Required work: Line count for "ADOBEUPDATER": say how many lines of the data contain it, with no other text.

◆ ◆ ◆

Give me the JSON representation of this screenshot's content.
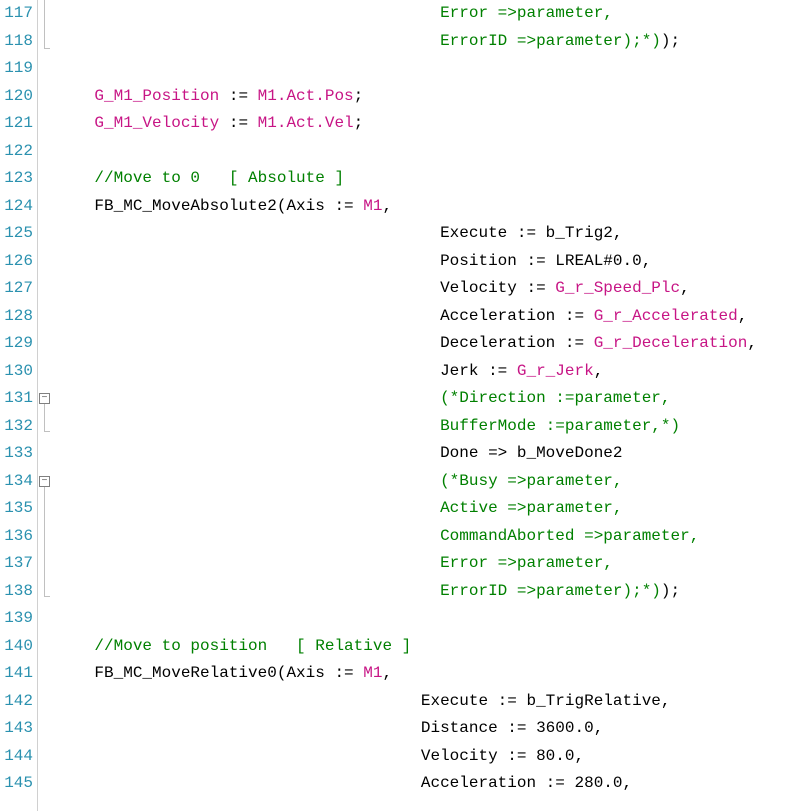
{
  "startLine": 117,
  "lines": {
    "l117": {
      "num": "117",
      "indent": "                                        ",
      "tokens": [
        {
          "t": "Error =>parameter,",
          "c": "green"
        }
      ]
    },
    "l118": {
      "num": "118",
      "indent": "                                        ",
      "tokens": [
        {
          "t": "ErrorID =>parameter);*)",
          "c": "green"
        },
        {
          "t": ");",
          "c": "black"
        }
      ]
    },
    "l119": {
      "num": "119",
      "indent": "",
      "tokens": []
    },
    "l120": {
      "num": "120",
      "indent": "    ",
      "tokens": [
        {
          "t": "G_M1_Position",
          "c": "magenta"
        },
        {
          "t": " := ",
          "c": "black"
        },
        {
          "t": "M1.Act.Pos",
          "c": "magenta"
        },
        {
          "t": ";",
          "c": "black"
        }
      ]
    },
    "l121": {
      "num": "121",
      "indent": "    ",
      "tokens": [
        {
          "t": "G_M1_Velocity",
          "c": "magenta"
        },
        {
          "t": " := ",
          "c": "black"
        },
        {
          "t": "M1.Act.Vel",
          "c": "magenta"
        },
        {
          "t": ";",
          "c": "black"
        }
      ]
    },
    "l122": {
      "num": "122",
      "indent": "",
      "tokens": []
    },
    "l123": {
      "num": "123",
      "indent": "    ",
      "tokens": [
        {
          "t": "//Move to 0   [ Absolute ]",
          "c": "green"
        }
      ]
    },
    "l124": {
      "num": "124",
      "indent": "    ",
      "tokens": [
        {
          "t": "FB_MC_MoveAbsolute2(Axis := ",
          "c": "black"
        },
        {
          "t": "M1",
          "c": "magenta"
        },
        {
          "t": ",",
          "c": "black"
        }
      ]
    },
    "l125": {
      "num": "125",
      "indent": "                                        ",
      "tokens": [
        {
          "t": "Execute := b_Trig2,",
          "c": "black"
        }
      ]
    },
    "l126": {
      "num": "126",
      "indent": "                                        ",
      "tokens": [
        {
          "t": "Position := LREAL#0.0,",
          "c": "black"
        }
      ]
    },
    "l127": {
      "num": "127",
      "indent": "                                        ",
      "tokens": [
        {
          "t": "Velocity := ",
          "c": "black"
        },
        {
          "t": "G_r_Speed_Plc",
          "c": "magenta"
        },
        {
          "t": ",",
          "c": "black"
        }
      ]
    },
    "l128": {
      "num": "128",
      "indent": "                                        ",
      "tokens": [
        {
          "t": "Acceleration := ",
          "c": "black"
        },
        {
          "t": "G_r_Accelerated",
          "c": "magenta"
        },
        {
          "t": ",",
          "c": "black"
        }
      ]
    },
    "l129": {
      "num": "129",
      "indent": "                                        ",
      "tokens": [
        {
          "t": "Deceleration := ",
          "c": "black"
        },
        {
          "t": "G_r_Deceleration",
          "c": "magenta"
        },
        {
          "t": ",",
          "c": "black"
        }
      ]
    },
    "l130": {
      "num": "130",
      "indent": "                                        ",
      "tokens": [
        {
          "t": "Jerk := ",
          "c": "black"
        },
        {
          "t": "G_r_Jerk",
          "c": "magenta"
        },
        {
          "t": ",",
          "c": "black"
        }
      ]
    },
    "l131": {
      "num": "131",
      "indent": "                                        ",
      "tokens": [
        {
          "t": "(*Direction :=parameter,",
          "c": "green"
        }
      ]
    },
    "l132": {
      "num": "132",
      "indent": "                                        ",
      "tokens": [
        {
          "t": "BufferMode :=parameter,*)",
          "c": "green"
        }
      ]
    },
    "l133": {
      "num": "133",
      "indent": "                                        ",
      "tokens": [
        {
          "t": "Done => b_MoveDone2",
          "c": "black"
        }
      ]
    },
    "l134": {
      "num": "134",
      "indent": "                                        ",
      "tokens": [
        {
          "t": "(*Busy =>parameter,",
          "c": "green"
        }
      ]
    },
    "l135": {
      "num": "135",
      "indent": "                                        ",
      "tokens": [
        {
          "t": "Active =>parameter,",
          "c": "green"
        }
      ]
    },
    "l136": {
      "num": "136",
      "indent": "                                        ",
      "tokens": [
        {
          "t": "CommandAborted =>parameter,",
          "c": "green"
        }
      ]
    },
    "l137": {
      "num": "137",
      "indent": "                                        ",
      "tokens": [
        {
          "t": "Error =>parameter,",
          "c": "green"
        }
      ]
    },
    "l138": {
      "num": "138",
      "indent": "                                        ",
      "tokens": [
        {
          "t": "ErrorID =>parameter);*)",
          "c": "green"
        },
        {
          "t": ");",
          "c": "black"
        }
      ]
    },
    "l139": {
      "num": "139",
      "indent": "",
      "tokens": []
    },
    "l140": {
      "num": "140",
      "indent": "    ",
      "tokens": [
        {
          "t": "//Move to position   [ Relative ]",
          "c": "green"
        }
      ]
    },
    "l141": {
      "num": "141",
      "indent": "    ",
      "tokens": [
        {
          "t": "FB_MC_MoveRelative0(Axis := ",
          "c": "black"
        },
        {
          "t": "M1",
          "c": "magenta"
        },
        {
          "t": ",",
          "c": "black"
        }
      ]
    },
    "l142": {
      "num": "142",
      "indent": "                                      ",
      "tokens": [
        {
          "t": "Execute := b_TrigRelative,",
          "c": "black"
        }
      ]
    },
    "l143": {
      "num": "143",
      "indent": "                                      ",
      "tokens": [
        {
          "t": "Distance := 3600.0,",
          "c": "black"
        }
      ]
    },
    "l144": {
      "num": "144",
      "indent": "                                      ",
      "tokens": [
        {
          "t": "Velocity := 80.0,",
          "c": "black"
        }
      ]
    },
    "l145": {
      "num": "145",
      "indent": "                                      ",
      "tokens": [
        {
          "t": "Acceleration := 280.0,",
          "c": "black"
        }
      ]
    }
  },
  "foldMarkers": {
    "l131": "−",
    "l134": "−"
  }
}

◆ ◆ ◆

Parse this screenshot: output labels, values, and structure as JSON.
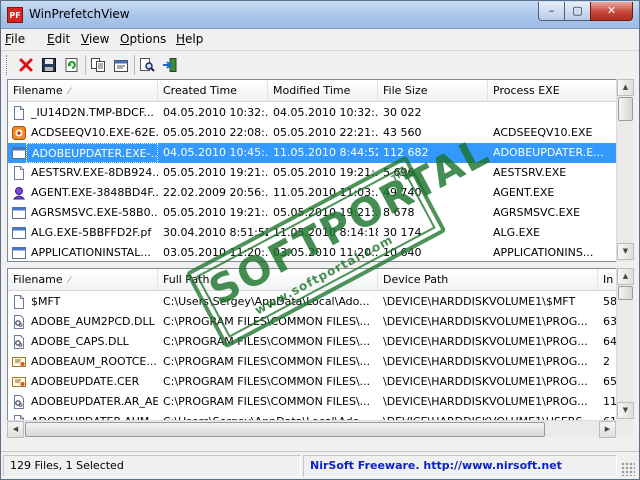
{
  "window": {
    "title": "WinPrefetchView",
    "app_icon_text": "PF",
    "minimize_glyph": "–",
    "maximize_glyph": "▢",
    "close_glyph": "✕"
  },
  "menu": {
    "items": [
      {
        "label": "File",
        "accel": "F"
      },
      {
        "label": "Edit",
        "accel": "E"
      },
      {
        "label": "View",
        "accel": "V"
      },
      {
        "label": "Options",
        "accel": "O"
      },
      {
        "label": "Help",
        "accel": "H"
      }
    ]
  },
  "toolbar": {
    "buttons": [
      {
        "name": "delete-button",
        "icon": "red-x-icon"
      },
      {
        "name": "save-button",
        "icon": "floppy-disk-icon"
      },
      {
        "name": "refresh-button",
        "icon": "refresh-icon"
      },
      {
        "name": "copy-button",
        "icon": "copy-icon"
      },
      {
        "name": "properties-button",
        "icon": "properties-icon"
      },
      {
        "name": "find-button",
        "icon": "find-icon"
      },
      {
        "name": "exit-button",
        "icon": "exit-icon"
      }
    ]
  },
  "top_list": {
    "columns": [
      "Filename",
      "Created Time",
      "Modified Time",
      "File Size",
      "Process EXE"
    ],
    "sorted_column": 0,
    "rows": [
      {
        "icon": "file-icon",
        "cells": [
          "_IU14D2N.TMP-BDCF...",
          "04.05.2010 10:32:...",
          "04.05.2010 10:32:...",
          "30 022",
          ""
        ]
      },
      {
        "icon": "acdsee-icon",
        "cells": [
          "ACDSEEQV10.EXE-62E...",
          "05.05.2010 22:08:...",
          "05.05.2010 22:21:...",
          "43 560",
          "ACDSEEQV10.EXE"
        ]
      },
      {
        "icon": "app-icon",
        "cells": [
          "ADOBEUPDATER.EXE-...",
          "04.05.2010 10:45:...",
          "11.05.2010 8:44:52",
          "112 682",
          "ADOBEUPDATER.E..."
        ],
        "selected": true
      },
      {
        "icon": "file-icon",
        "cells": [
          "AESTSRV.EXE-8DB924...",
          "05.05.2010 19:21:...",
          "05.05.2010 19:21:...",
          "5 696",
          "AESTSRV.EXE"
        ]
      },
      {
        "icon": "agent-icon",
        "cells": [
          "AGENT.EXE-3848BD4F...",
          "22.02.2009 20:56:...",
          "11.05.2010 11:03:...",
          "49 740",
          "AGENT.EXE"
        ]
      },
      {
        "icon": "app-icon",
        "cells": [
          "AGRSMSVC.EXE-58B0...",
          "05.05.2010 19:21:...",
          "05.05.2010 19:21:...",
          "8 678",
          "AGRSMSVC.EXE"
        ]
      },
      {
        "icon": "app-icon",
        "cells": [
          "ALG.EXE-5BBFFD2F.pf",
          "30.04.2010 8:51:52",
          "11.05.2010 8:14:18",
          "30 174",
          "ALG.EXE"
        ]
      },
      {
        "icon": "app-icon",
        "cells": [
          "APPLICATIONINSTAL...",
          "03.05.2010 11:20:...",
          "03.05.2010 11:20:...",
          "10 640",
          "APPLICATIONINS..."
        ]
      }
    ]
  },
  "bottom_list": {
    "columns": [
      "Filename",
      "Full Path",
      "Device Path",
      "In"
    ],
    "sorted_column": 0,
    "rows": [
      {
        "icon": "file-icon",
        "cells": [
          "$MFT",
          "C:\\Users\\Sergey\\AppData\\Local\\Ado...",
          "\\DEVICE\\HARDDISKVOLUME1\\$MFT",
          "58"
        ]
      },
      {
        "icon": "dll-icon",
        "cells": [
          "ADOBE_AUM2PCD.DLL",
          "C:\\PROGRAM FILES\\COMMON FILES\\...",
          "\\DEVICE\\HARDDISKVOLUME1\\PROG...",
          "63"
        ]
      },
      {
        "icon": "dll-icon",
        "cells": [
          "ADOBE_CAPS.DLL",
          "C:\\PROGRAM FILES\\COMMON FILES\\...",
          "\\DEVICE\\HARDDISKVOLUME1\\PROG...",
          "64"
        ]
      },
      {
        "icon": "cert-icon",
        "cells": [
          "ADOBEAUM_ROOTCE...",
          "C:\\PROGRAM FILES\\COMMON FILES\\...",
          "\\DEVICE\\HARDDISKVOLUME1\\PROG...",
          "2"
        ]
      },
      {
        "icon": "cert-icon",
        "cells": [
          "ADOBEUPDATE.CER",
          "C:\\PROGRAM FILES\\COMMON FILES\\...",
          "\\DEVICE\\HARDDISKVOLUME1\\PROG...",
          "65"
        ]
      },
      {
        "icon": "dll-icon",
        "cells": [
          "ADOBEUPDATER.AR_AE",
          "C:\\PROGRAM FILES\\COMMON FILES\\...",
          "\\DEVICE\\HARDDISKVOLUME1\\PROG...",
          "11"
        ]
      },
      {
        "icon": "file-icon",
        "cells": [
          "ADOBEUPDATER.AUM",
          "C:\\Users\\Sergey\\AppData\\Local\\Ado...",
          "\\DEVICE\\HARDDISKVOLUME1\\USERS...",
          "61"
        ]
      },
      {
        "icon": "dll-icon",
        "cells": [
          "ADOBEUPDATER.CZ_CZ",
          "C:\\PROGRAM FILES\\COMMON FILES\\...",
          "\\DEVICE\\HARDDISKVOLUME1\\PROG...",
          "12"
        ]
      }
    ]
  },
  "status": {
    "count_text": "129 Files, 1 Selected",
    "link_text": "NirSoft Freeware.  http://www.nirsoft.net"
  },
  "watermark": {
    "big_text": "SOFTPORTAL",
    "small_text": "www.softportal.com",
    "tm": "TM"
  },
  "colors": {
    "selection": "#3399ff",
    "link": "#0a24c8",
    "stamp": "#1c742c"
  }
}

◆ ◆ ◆

Output: 5